- Finally, make sure that the walkway is free of obstructions that may have been blown up by strong winds.
The next section is the entryway.
Placing walkway and entry mats at key locations will help prevent slips and falls, as well as protect your lobby floor and carpets.
Depending on the type of flooring in your facility, certain kinds of ice melt can cause significant damage and potentially lead to additional safety hazards.
- Sodium chloride ice melt leaves a white residue along the walkway if allowed to sit too long.
- Calcium chloride and magnesium chloride ice melts can damage the finish on wood floors, and leave an oily residue that presents a slip and fall hazard on smooth tile and flooring.
The next area in the facility to address is the carpets.
Carpets can hold several pounds of dirt, and snow on the bottom of occupant shoes can track in a lot of dirt, mud, toxic chemicals from the street, and numerous germs.
If allowed to build up, moisture can damage expensive carpeting, leaving an unprofessional appearance and additional expenses for repair and replacement.
Further, the combination of dirt, moisture, and whatever has been tracked in on the bottom of occupant shoes can result in the buildup of mildew and bacteria, creating a health and safety issue that could potentially lead to illness, time off of work, missed school days, and costly medical bills.
Additionally, a commonly missed area regarding floor cleaning and maintenance is grout, especially in bathrooms.
Grout, unless it has recently been coated with sealant, is porous and has been shown to house numerous disease-causing bacteria, including:
- E.coli, and;

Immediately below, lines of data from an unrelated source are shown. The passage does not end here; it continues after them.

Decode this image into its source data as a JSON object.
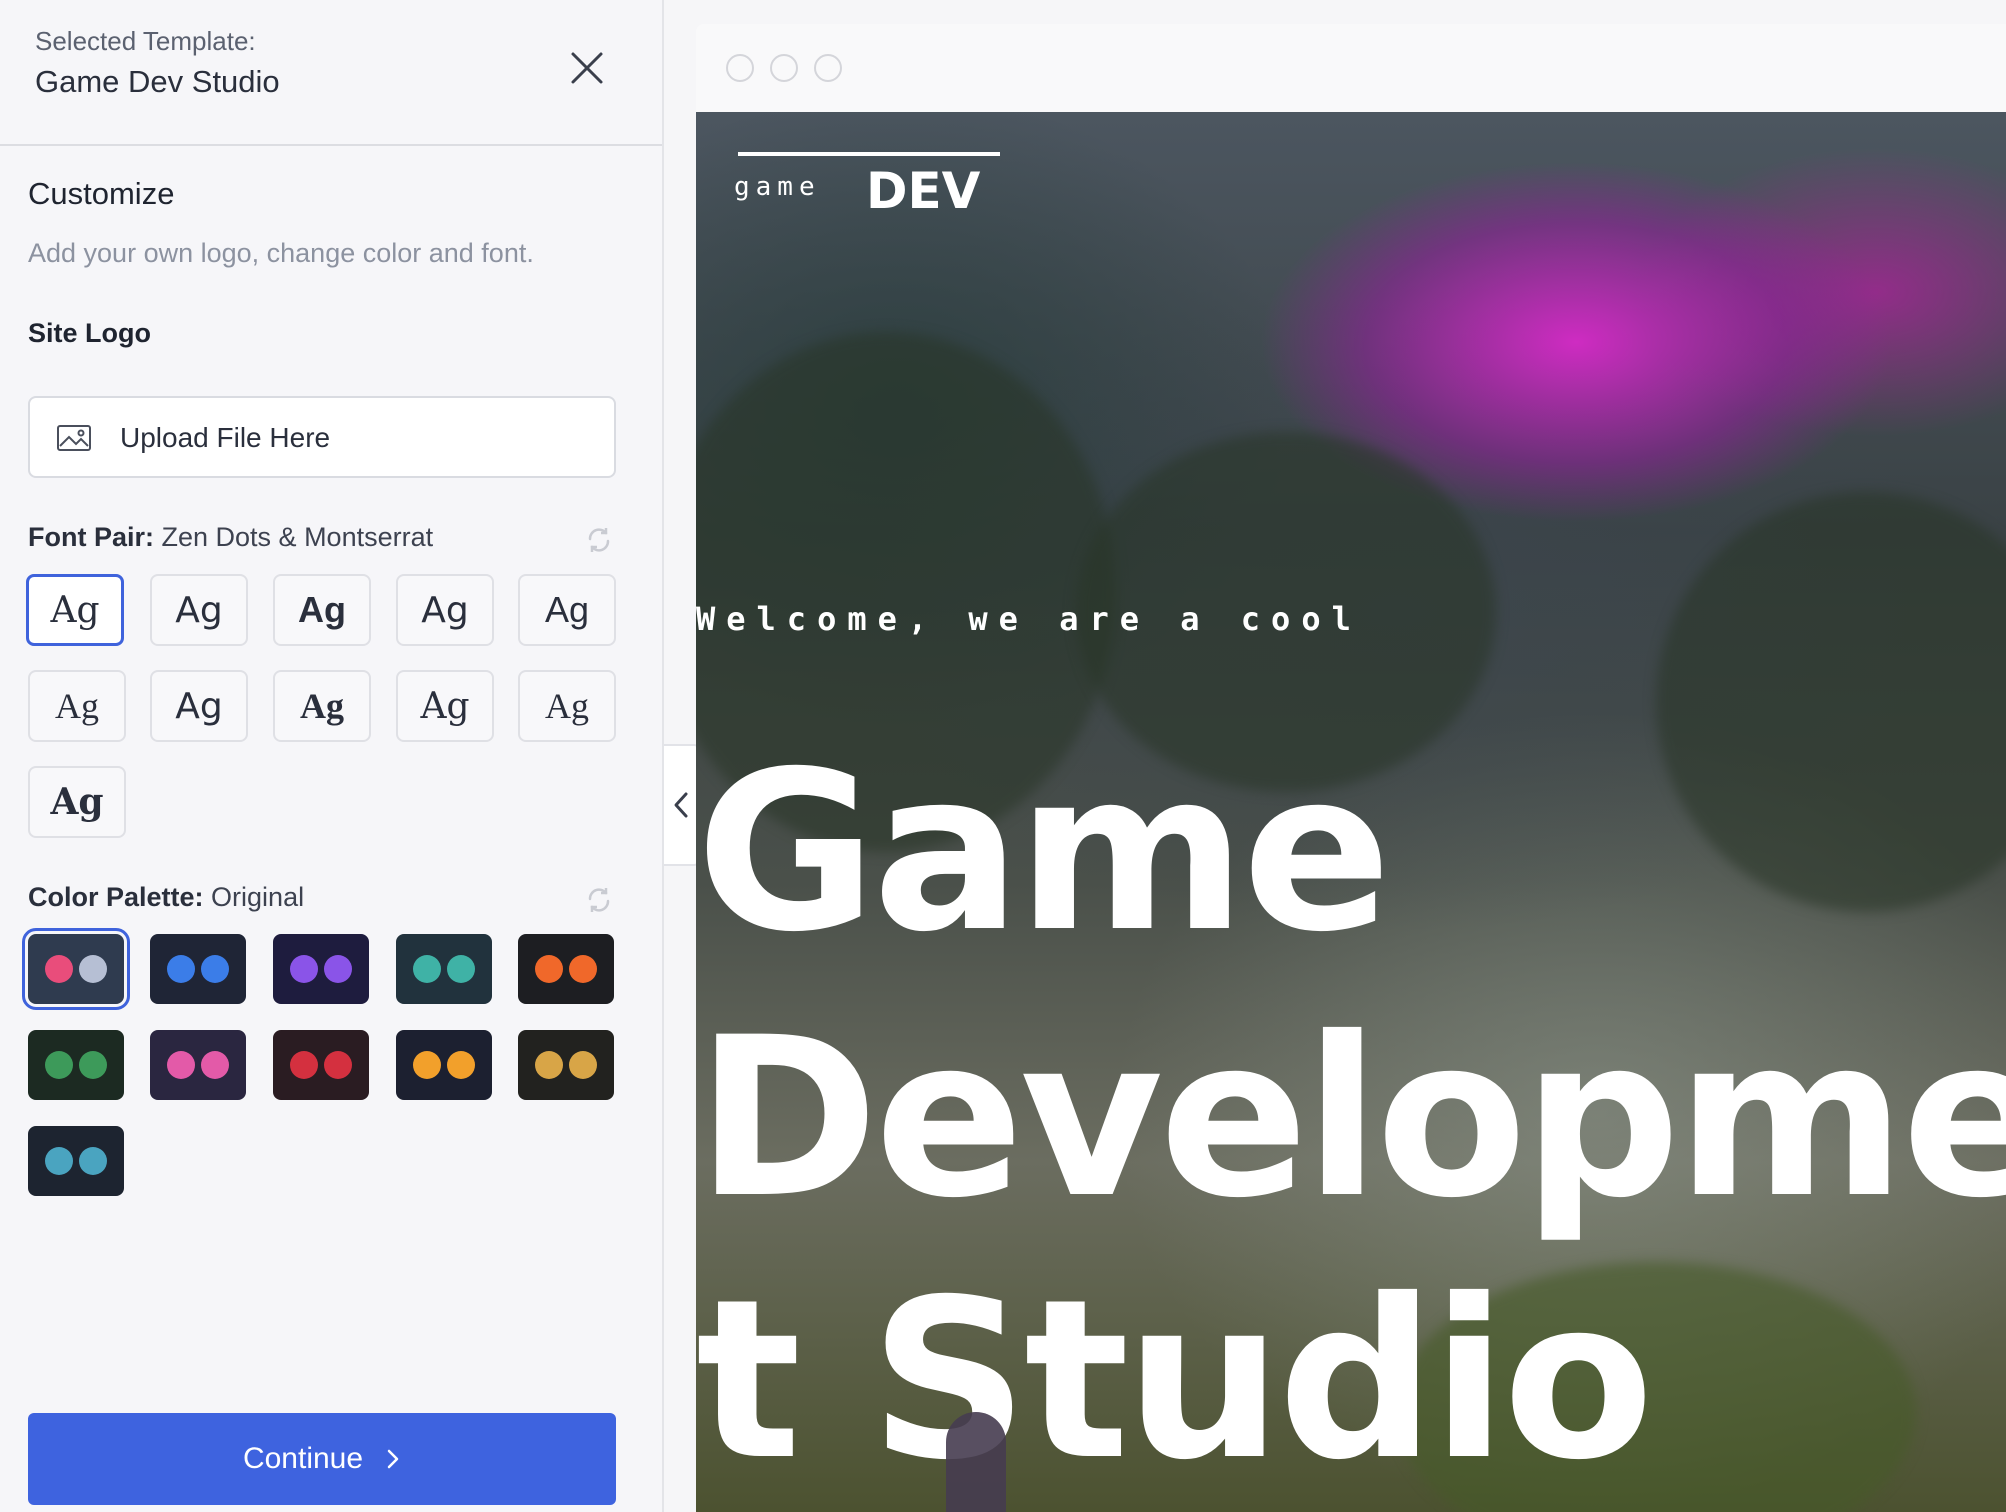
{
  "sidebar": {
    "header_sub": "Selected Template:",
    "header_title": "Game Dev Studio",
    "customize_title": "Customize",
    "customize_desc": "Add your own logo, change color and font.",
    "site_logo_label": "Site Logo",
    "upload_label": "Upload File Here",
    "font_pair_label": "Font Pair:",
    "font_pair_value": "Zen Dots & Montserrat",
    "font_tiles": [
      "Ag",
      "Ag",
      "Ag",
      "Ag",
      "Ag",
      "Ag",
      "Ag",
      "Ag",
      "Ag",
      "Ag",
      "Ag"
    ],
    "color_palette_label": "Color Palette:",
    "color_palette_value": "Original",
    "palettes": [
      {
        "bg": "#2f3b4f",
        "c1": "#e94d7b",
        "c2": "#b6bfd4"
      },
      {
        "bg": "#1f2536",
        "c1": "#3b7de8",
        "c2": "#3b7de8"
      },
      {
        "bg": "#1e1c3e",
        "c1": "#8a54e8",
        "c2": "#8a54e8"
      },
      {
        "bg": "#21323d",
        "c1": "#3fb2a6",
        "c2": "#3fb2a6"
      },
      {
        "bg": "#1d1e22",
        "c1": "#f0682a",
        "c2": "#f0682a"
      },
      {
        "bg": "#1c2a22",
        "c1": "#3d9a5a",
        "c2": "#3d9a5a"
      },
      {
        "bg": "#2a2640",
        "c1": "#e35aa8",
        "c2": "#e35aa8"
      },
      {
        "bg": "#2a1c22",
        "c1": "#d4303f",
        "c2": "#d4303f"
      },
      {
        "bg": "#1c2030",
        "c1": "#f2a02b",
        "c2": "#f2a02b"
      },
      {
        "bg": "#22221f",
        "c1": "#d8a547",
        "c2": "#d8a547"
      },
      {
        "bg": "#1d2430",
        "c1": "#4aa4c0",
        "c2": "#4aa4c0"
      }
    ],
    "continue_label": "Continue",
    "accent_color": "#3e63df"
  },
  "preview": {
    "logo_small": "game",
    "logo_big": "DEV",
    "welcome_text": "Welcome, we are a cool",
    "headline_line1": "Game",
    "headline_line2": "Developme",
    "headline_line3": "t Studio"
  }
}
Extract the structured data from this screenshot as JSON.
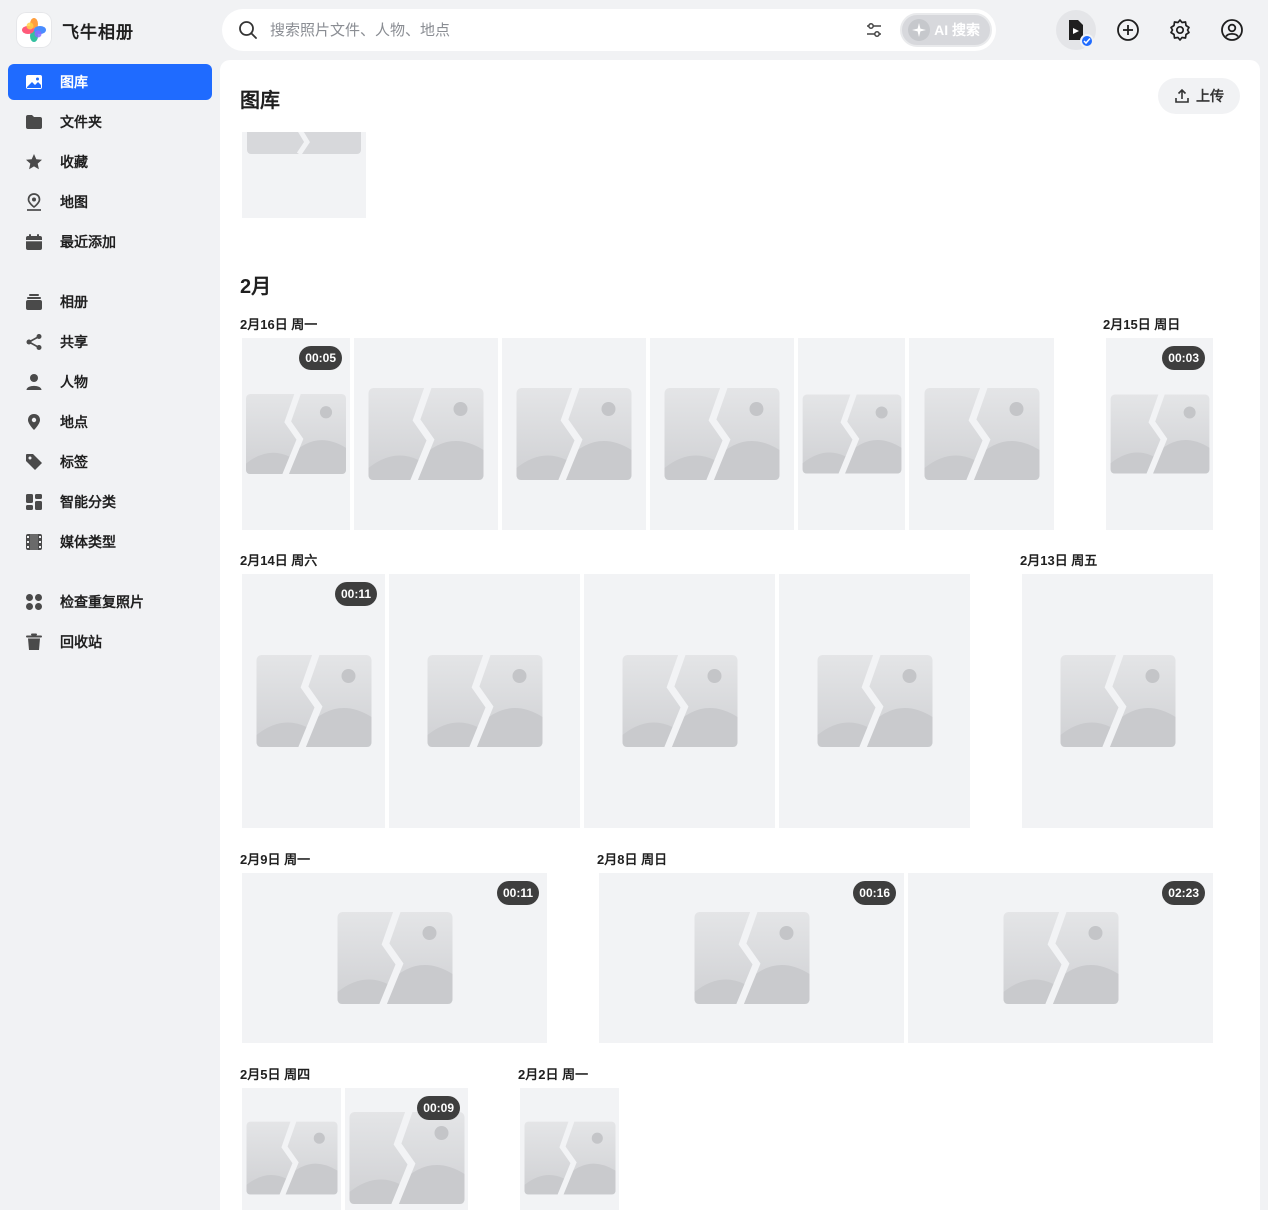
{
  "app": {
    "name": "飞牛相册",
    "logo_icon": "flower-logo-icon"
  },
  "search": {
    "placeholder": "搜索照片文件、人物、地点",
    "ai_label": "AI 搜索"
  },
  "sidebar": {
    "items": [
      {
        "label": "图库",
        "icon": "photo-icon",
        "active": true
      },
      {
        "label": "文件夹",
        "icon": "folder-icon"
      },
      {
        "label": "收藏",
        "icon": "star-icon"
      },
      {
        "label": "地图",
        "icon": "map-pin-icon"
      },
      {
        "label": "最近添加",
        "icon": "calendar-icon"
      },
      {
        "label": "相册",
        "icon": "album-icon"
      },
      {
        "label": "共享",
        "icon": "share-icon"
      },
      {
        "label": "人物",
        "icon": "person-icon"
      },
      {
        "label": "地点",
        "icon": "location-icon"
      },
      {
        "label": "标签",
        "icon": "tag-icon"
      },
      {
        "label": "智能分类",
        "icon": "grid-icon"
      },
      {
        "label": "媒体类型",
        "icon": "film-icon"
      },
      {
        "label": "检查重复照片",
        "icon": "duplicate-icon"
      },
      {
        "label": "回收站",
        "icon": "trash-icon"
      }
    ]
  },
  "main": {
    "title": "图库",
    "upload_label": "上传",
    "month": "2月",
    "dates": [
      "2月16日 周一",
      "2月15日 周日",
      "2月14日 周六",
      "2月13日 周五",
      "2月9日 周一",
      "2月8日 周日",
      "2月5日 周四",
      "2月2日 周一"
    ],
    "durations": [
      "00:05",
      "00:03",
      "00:11",
      "00:11",
      "00:16",
      "02:23",
      "00:09"
    ]
  },
  "colors": {
    "accent": "#1f6bff",
    "background": "#f1f2f4",
    "tile": "#f2f3f5"
  }
}
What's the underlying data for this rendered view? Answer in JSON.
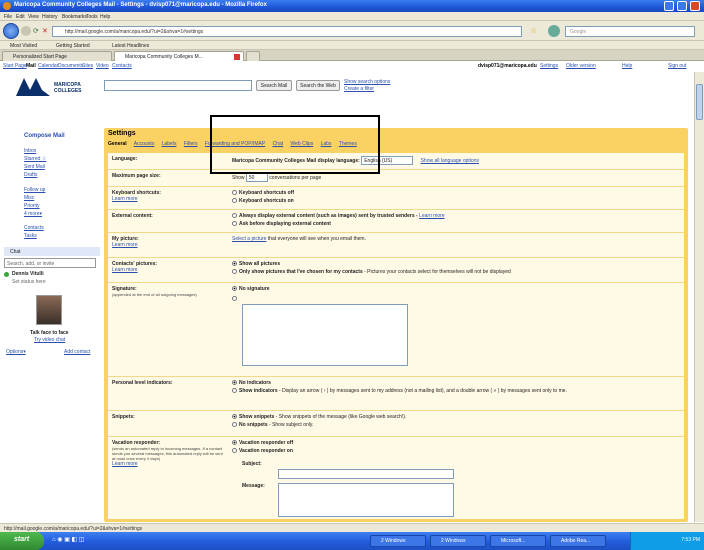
{
  "window": {
    "title": "Maricopa Community Colleges Mail - Settings - dvisp071@maricopa.edu - Mozilla Firefox"
  },
  "menu": [
    "File",
    "Edit",
    "View",
    "History",
    "Bookmarks",
    "Tools",
    "Help"
  ],
  "address_bar": {
    "url": "http://mail.google.com/a/maricopa.edu/?ui=2&shva=1#settings",
    "search_placeholder": "Google"
  },
  "bookmarks": [
    "Most Visited",
    "Getting Started",
    "Latest Headlines"
  ],
  "browser_tabs": [
    {
      "label": "Personalized Start Page",
      "active": false
    },
    {
      "label": "Maricopa Community Colleges M...",
      "active": true
    }
  ],
  "gmail_top": {
    "left_links": [
      "Start Page",
      "Mail",
      "Calendar",
      "Documents",
      "Sites",
      "Video",
      "Contacts"
    ],
    "user": "dvisp071@maricopa.edu",
    "right_links": [
      "Settings",
      "Older version",
      "Help",
      "Sign out"
    ]
  },
  "logo": {
    "text": "MARICOPA COLLEGES"
  },
  "search": {
    "search_mail": "Search Mail",
    "search_web": "Search the Web",
    "options": "Show search options",
    "create_filter": "Create a filter"
  },
  "left_nav": {
    "compose": "Compose Mail",
    "items": [
      "Inbox",
      "Starred ☆",
      "Sent Mail",
      "Drafts"
    ],
    "items2": [
      "Follow up",
      "Misc",
      "Priority",
      "4 more▾"
    ],
    "contacts": "Contacts",
    "tasks": "Tasks",
    "chat": "Chat",
    "chat_search": "Search, add, or invite",
    "status_name": "Dennis Vitulli",
    "status_text": "Set status here",
    "promo_title": "Talk face to face",
    "promo_link": "Try video chat",
    "options_link": "Options▾",
    "add_contact": "Add contact"
  },
  "settings": {
    "title": "Settings",
    "tabs": [
      {
        "label": "General",
        "active": true
      },
      {
        "label": "Accounts",
        "active": false
      },
      {
        "label": "Labels",
        "active": false
      },
      {
        "label": "Filters",
        "active": false
      },
      {
        "label": "Forwarding and POP/IMAP",
        "active": false
      },
      {
        "label": "Chat",
        "active": false
      },
      {
        "label": "Web Clips",
        "active": false
      },
      {
        "label": "Labs",
        "active": false
      },
      {
        "label": "Themes",
        "active": false
      }
    ],
    "rows": {
      "language": {
        "label": "Language:",
        "prefix": "Maricopa Community Colleges Mail display language:",
        "value": "English (US)",
        "link": "Show all language options"
      },
      "page_size": {
        "label": "Maximum page size:",
        "prefix": "Show",
        "value": "50",
        "suffix": "conversations per page"
      },
      "shortcuts": {
        "label": "Keyboard shortcuts:",
        "link": "Learn more",
        "opt1": "Keyboard shortcuts off",
        "opt2": "Keyboard shortcuts on"
      },
      "external": {
        "label": "External content:",
        "opt1": "Always display external content (such as images) sent by trusted senders -",
        "opt1_link": "Learn more",
        "opt2": "Ask before displaying external content"
      },
      "my_picture": {
        "label": "My picture:",
        "link": "Learn more",
        "select_link": "Select a picture",
        "text": "that everyone will see when you email them."
      },
      "contacts_pictures": {
        "label": "Contacts' pictures:",
        "link": "Learn more",
        "opt1": "Show all pictures",
        "opt2": "Only show pictures that I've chosen for my contacts",
        "opt2_tail": "- Pictures your contacts select for themselves will not be displayed"
      },
      "signature": {
        "label": "Signature:",
        "note": "(appended at the end of all outgoing messages)",
        "opt1": "No signature"
      },
      "personal_indicators": {
        "label": "Personal level indicators:",
        "opt1": "No indicators",
        "opt2": "Show indicators",
        "opt2_tail": "- Display an arrow ( › ) by messages sent to my address (not a mailing list), and a double arrow ( » ) by messages sent only to me."
      },
      "snippets": {
        "label": "Snippets:",
        "opt1": "Show snippets",
        "opt1_tail": "- Show snippets of the message (like Google web search!).",
        "opt2": "No snippets",
        "opt2_tail": "- Show subject only."
      },
      "vacation": {
        "label": "Vacation responder:",
        "note": "(sends an automated reply to incoming messages. If a contact sends you several messages, this automated reply will be sent at most once every 4 days)",
        "link": "Learn more",
        "opt1": "Vacation responder off",
        "opt2": "Vacation responder on",
        "subject": "Subject:",
        "message": "Message:"
      }
    }
  },
  "status_bar": "http://mail.google.com/a/maricopa.edu/?ui=2&shva=1#settings",
  "taskbar": {
    "start": "start",
    "items": [
      "2 Windows",
      "2 Windows",
      "Microsoft...",
      "Adobe Rea..."
    ],
    "time": "7:53 PM"
  }
}
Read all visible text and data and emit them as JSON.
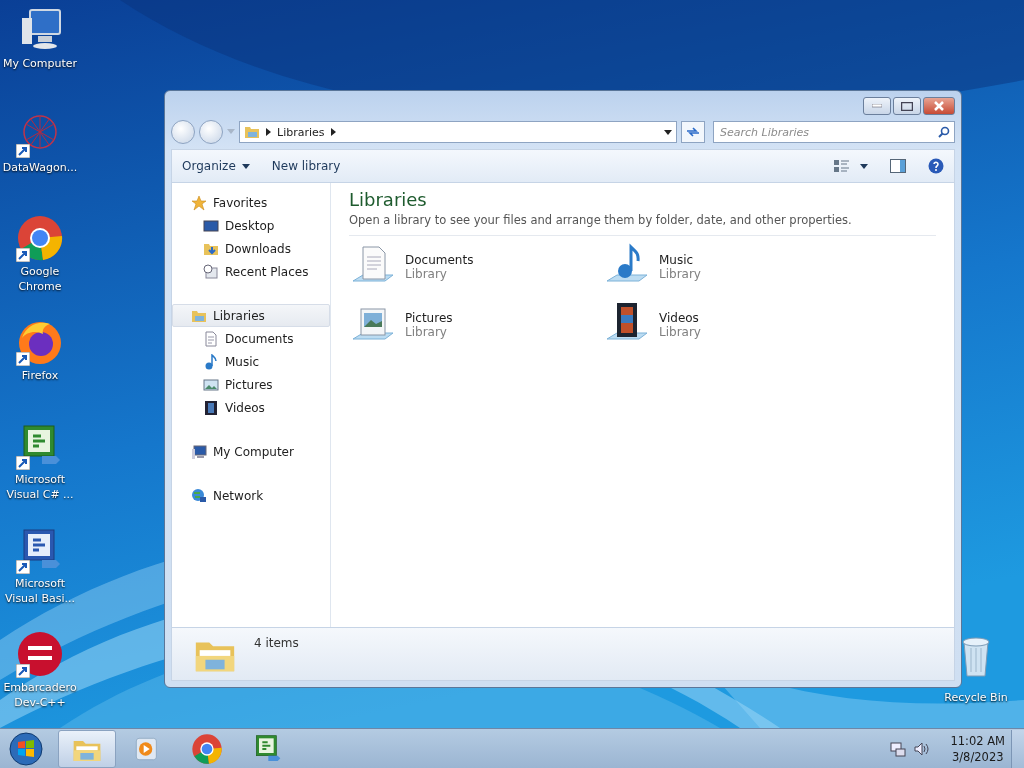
{
  "desktop_icons": [
    {
      "label": "My Computer",
      "kind": "computer",
      "shortcut": false
    },
    {
      "label": "DataWagon...",
      "kind": "datawagon",
      "shortcut": true
    },
    {
      "label": "Google Chrome",
      "kind": "chrome",
      "shortcut": true
    },
    {
      "label": "Firefox",
      "kind": "firefox",
      "shortcut": true
    },
    {
      "label": "Microsoft Visual C# ...",
      "kind": "csharp",
      "shortcut": true
    },
    {
      "label": "Microsoft Visual Basi...",
      "kind": "vb",
      "shortcut": true
    },
    {
      "label": "Embarcadero Dev-C++",
      "kind": "devcpp",
      "shortcut": true
    }
  ],
  "recycle_bin": {
    "label": "Recycle Bin"
  },
  "window": {
    "address": {
      "crumbs": [
        "Libraries"
      ]
    },
    "search": {
      "placeholder": "Search Libraries"
    },
    "toolbar": [
      {
        "label": "Organize",
        "dropdown": true
      },
      {
        "label": "New library",
        "dropdown": false
      }
    ],
    "nav": [
      {
        "label": "Favorites",
        "kind": "star",
        "selected": false,
        "children": [
          {
            "label": "Desktop",
            "kind": "desktop",
            "selected": false
          },
          {
            "label": "Downloads",
            "kind": "downloads",
            "selected": false
          },
          {
            "label": "Recent Places",
            "kind": "recent",
            "selected": false
          }
        ]
      },
      {
        "label": "Libraries",
        "kind": "libraries",
        "selected": true,
        "children": [
          {
            "label": "Documents",
            "kind": "documents",
            "selected": false
          },
          {
            "label": "Music",
            "kind": "music",
            "selected": false
          },
          {
            "label": "Pictures",
            "kind": "pictures",
            "selected": false
          },
          {
            "label": "Videos",
            "kind": "videos",
            "selected": false
          }
        ]
      },
      {
        "label": "My Computer",
        "kind": "computer",
        "selected": false
      },
      {
        "label": "Network",
        "kind": "network",
        "selected": false
      }
    ],
    "content": {
      "title": "Libraries",
      "subtitle": "Open a library to see your files and arrange them by folder, date, and other properties.",
      "items": [
        {
          "name": "Documents",
          "type": "Library",
          "kind": "documents"
        },
        {
          "name": "Music",
          "type": "Library",
          "kind": "music"
        },
        {
          "name": "Pictures",
          "type": "Library",
          "kind": "pictures"
        },
        {
          "name": "Videos",
          "type": "Library",
          "kind": "videos"
        }
      ]
    },
    "details": {
      "count": "4 items"
    }
  },
  "taskbar": {
    "items": [
      {
        "kind": "explorer",
        "selected": true
      },
      {
        "kind": "media",
        "selected": false
      },
      {
        "kind": "chrome",
        "selected": false
      },
      {
        "kind": "csharp",
        "selected": false
      }
    ],
    "time": "11:02 AM",
    "date": "3/8/2023"
  }
}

Finally, you'll want to identify high-touch points where germs accumulate and quickly spread to building occupants, resulting in illness and severe declines in productivity.
The most common areas are found in:
- Areas along the main point of entry, including door handles, rails, and elevator buttons.
- Pretty much everything in the restroom and breakroom.
- Office computer equipment, phones, and printers, and;
- Vending machine and water fountain buttons.
Deep cleaning these areas regularly is highly advisable, but to get the real benefit of infection prevention, high-touch surfaces should be disinfected every day throughout the cold and flu season.
Cleaning for Health
Conventional commercial cleaning products release toxic chemicals into the air, contribute to illness, and have been connected to outbreaks in asthma attacks and asthma-like symptoms, especially among young children in classrooms.
High dust from ceiling fans, light fixtures, and air ducts can also contribute to respiratory and other acute health issues, such as headaches, itchy eyes, and sore throats--all of which compromise occupant productivity and cognitive output.
Further, influenza and other viruses can spread from person to person through the air.
While there is little that can be done to avoid this in tight quarters, common in classrooms and offices with cubicles, increasing the airflow, adjusting the temperature, and installing HEPA air filtration systems can improve indoor air quality and reduce the overall occupant exposure to dust particles, bacteria, and several kinds of viruses.
References & Resources
Spring isn't the only time for initiating vital cleaning and maintenance programs that protect your facility and its occupants.
Further, winter may be the perfect time to implement a new cleaning for health program to ensure the health and safety of all facility occupants against the hazards of toxic commercial cleaning products and a lack of external ventilation.
Many of the areas we have discussed should only be serviced by experienced service providers with the proper equipment and training to avoid damaging your facility or contributing to health and safety issues.
Outsourcing is a proven method for cost-effectively implementing these maintenance programs without the cost and overhead of recruiting, hiring, and training an in-house custodian.
Contact us today and discover why Vanguard Cleaning Systems® is the Standard of Clean® for businesses throughout Northwest Arkansas, Missouri, and Oklahoma.
In Oklahoma, dial 918-960-4450
In Arkansas, dial 479-717-2410
In Missouri, dial 417-812-9777